:: What you will do ::
Search the records for the string "your" and return each line that has it.

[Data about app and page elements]
::::
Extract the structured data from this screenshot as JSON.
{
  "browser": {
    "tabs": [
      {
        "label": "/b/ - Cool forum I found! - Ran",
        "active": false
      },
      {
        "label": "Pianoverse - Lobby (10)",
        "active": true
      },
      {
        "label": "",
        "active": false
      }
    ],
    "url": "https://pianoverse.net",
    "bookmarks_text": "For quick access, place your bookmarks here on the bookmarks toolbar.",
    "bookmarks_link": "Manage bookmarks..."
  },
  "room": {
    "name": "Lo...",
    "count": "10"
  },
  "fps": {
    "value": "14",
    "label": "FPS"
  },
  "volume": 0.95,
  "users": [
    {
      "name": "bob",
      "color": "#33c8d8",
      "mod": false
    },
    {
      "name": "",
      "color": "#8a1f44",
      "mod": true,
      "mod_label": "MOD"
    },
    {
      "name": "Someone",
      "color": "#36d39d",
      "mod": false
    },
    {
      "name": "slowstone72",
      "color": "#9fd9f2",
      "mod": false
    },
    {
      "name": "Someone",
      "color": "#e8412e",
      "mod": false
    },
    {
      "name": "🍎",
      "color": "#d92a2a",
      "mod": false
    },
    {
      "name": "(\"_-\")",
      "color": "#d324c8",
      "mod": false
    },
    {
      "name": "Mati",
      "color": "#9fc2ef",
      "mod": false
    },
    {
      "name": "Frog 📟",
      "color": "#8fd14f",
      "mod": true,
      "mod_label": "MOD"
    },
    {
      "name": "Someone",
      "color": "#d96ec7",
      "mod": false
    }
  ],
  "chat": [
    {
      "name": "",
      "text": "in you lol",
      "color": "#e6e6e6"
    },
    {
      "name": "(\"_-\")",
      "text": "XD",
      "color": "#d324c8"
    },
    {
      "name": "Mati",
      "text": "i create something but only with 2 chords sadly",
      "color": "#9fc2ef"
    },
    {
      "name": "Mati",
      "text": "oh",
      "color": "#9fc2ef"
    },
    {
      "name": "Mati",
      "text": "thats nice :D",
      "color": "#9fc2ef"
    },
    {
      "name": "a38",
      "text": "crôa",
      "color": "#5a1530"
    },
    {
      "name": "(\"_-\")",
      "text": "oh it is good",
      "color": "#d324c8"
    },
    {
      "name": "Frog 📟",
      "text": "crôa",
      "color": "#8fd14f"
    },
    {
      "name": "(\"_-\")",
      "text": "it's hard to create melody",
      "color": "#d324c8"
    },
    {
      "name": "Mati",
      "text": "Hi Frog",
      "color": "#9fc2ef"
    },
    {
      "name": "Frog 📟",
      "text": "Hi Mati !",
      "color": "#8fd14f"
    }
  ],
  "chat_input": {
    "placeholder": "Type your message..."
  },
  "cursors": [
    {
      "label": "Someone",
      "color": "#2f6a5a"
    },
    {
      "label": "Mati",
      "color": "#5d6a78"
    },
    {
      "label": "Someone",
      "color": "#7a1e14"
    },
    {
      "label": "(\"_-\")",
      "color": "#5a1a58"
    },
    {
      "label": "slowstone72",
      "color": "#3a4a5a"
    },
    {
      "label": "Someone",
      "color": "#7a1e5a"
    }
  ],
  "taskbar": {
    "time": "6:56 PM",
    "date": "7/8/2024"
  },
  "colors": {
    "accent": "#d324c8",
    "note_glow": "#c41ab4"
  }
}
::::
:: The answer ::
    "bookmarks_text": "For quick access, place your bookmarks here on the bookmarks toolbar.",
    "placeholder": "Type your message..."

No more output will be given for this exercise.